Four ways to still advance Kotel plan

The non-Orthodox Jewish movements still have a few options open for progress on prayer at Judaism's holiest site.

An impromptu Orthodox prayer service at the pluralist section of the Western Wall in Jerusalem. (photo credit: YIZHAR HESS)
An impromptu Orthodox prayer service at the pluralist section of the Western Wall in Jerusalem.
(photo credit: YIZHAR HESS)
Diaspora Jewry was justified Monday to blast the government, after the slap in the face it received from Prime Minister Benjamin Netanyahu’s cabinet over its decision to freeze the 2016 Kotel deal – a deal that was supposed to have led to the establishment of an egalitarian prayer plaza at the holy site.
Sunday, I wrote, will go down in history as a shameful day for the Jewish state, and will, sadly, lead to a greater divide between Israel and the Diaspora. Nevertheless, now is the time to consider how to move forward.
Here are four ways:
1) Focus on construction
The main problem for the haredim (ultra-Orthodox) with the original Kotel deal from 2016 was that it included the establishment of a committee to be jointly chaired by officials from the Prime Minister’s Office and representatives of the different movements, primarily Reform and Conservative.
The ultra-Orthodox could not live with the establishment of a committee that would have given the movements de facto legal recognition in Israel.
Now, with the Kotel deal canceled – or “frozen” as the Prime Minister’s Office likes to say – this committee will not be established. While this is a blow for the movements, canceling the committee opens the door to construction of a larger and more respectable plaza for egalitarian prayer than the one that is currently at the southern section of the Western Wall.
On Sunday, Netanyahu met with haredi party leaders and informed them that renovations will go ahead. According to one high-ranking official, construction will begin soon.
While this is not what the movements ultimately envisioned, it would be a step in the right direction.
2) Go to the High Court
President of the Union for Reform Judaism Rabbi Rick Jacobs hinted on Sunday that his movement will take the issue of the Kotel to the High Court of Justice. The battle there will be less about the establishment of a third prayer plaza and more about whether Women of the Wall can hold their services in the existing women’s section at the Kotel.
Based on previous rulings, it seems like there is a good chance the court will side with the movements. There are two possible outcomes here.
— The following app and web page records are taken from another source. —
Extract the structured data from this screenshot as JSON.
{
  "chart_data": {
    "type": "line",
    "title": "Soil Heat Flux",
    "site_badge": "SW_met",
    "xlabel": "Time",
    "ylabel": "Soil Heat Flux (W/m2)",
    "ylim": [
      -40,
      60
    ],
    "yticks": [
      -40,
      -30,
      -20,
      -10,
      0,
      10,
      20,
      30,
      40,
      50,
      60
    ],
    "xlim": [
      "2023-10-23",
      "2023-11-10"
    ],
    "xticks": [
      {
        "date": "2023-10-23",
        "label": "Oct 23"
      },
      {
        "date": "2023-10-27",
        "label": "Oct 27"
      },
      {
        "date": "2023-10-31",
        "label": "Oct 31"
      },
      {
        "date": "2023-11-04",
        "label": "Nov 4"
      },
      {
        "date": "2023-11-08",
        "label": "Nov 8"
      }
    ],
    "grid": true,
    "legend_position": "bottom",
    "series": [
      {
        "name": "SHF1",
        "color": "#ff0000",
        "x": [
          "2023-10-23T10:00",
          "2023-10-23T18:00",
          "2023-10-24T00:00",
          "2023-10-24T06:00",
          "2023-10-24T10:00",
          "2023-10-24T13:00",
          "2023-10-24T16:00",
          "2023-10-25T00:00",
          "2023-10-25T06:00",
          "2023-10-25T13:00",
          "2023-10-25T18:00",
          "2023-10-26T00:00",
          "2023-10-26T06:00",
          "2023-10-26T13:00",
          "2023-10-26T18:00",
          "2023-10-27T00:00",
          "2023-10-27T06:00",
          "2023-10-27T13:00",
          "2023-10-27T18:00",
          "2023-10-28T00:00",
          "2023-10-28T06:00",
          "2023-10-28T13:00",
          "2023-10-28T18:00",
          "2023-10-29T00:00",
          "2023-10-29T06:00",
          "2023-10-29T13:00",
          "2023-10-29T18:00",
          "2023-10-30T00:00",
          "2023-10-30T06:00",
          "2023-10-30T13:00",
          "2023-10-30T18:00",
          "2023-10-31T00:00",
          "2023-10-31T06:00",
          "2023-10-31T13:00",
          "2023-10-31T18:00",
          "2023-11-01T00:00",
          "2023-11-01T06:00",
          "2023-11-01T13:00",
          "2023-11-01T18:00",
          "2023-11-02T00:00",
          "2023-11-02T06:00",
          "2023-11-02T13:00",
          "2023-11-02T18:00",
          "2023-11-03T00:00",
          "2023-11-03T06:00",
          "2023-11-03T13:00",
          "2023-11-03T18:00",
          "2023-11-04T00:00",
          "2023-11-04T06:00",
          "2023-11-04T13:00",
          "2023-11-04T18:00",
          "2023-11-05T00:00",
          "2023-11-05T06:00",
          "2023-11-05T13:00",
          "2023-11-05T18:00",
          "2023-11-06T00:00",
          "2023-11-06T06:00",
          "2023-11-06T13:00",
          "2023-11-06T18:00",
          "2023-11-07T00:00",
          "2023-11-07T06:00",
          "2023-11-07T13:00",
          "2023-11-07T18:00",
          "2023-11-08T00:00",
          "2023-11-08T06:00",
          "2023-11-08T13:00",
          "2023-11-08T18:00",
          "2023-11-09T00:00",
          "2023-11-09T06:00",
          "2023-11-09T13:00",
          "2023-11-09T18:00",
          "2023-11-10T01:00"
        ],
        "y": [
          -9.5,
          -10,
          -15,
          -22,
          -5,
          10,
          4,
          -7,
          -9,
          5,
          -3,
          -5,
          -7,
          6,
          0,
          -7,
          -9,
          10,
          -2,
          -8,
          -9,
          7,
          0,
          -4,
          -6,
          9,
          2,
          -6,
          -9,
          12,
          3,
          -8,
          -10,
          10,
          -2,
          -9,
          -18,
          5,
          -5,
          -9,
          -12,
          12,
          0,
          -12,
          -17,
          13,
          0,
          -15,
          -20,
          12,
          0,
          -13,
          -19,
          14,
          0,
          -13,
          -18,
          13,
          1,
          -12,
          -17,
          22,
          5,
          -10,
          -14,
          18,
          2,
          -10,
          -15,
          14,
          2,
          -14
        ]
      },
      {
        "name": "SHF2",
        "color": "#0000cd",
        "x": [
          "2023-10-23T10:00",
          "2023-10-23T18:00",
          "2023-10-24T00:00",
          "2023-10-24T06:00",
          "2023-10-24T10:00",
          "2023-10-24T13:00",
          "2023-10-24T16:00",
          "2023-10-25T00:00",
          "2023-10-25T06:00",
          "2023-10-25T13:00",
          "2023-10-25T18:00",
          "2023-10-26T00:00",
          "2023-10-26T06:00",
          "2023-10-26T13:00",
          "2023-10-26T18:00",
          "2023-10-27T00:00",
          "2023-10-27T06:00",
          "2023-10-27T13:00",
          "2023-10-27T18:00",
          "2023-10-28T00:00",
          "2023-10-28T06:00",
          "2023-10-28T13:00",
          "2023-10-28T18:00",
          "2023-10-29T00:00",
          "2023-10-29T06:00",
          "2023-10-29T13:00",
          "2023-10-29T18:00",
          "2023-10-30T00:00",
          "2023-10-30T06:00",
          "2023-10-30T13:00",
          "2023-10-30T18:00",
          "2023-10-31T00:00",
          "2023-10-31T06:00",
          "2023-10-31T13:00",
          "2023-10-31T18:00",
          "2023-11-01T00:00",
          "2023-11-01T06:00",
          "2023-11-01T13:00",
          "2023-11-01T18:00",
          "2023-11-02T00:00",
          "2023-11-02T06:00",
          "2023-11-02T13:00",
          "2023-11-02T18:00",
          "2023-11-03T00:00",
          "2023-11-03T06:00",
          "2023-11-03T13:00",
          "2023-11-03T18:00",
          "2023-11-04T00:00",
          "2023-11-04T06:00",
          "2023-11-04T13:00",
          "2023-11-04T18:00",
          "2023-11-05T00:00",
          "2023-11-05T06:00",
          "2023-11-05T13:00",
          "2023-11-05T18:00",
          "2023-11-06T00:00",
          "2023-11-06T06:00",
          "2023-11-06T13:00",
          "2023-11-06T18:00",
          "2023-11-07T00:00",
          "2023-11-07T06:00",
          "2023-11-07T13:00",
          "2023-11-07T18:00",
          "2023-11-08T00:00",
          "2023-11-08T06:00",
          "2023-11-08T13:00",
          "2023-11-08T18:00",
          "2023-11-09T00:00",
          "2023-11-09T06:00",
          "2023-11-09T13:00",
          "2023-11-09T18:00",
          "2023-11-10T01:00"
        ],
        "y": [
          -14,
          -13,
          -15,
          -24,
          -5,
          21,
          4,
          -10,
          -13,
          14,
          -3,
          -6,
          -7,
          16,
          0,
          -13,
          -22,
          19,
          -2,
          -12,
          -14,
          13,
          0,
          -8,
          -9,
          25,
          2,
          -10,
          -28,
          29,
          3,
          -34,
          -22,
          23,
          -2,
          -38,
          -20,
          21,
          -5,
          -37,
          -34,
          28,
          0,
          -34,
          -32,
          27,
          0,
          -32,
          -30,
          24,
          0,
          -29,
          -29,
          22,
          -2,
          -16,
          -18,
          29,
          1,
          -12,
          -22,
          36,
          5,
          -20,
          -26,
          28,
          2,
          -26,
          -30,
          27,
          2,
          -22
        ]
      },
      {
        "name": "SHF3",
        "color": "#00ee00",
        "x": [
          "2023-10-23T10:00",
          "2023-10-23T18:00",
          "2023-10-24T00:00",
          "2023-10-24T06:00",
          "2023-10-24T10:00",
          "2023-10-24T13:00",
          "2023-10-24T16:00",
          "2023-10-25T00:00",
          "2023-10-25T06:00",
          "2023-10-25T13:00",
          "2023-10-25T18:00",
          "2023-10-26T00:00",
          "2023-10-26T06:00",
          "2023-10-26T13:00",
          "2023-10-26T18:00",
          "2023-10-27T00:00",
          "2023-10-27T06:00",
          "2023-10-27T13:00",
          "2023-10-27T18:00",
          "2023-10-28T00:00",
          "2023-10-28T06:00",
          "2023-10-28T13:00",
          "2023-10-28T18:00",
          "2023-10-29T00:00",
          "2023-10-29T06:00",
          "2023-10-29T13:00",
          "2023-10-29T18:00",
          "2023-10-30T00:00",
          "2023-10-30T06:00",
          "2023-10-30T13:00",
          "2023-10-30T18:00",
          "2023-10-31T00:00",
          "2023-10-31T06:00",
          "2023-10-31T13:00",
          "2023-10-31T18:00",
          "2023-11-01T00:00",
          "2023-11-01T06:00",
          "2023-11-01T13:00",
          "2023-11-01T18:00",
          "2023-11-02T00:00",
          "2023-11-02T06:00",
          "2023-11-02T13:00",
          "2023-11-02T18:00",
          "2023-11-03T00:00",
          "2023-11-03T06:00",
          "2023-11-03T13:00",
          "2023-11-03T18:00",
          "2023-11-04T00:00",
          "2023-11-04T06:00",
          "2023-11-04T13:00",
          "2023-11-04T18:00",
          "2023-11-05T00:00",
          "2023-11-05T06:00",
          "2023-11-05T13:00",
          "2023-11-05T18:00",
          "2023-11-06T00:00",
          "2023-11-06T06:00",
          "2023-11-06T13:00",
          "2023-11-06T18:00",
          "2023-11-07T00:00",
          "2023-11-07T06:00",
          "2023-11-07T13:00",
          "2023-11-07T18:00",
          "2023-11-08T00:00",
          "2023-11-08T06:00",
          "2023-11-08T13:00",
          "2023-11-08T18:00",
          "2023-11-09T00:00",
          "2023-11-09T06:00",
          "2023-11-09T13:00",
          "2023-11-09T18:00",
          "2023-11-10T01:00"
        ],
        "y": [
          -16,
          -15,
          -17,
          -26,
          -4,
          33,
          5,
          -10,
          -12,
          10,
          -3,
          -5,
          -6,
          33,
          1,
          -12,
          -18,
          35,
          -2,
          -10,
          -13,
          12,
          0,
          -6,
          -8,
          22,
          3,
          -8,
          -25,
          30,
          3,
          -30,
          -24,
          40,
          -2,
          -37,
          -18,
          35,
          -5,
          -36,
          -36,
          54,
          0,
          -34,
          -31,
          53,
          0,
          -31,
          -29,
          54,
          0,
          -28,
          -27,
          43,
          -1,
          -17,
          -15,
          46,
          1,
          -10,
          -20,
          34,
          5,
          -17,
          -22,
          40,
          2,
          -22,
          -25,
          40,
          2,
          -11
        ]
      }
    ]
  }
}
On one hand, Women of the Wall and the movements might win the right to have a third prayer plaza at the main section. On the other, if the renovations the Prime Minister’s Office is planning for the egalitarian plaza lead to a dramatic improvement, the court might rule that they should pray there instead.
This is a gamble but might be the only move left for the movements.
3) Wait
The movements have tried to reach a deal with Netanyahu for the last five years, since the prime minister asked Jewish Agency Chairman Natan Sharansky to lead efforts to find a compromise at the Kotel. The movements could now decide to simply wait for a change in government and hope that haredi influence in a new coalition will be less than it is today.
4) Education
The Jewish Agency and the movements have very little support for their cause among Israelis.
It is true that polls show that most Israelis support the establishment of a third prayer plaza at the Kotel, but they do not care enough to fight for it and make it an issue that they will consider in the next elections.
Israelis don’t yet understand the practical implications of the government’s decision. They need to realize that there is a real possibility Diaspora Jews will cancel trips to Israel, retract donations to Israel and revoke membership in organizations like AIPAC. The Jerusalem Post has long warned that the continued haredi monopoly over religion and state in Israel and the suppression of progressive Judaism will lead to an even wider divide with Diaspora Jewry.
Now is the time for the Jewish Agency to explain to Israelis why they need to care more about this issue and what effect it will have on Israel if American Jews move farther and farther away.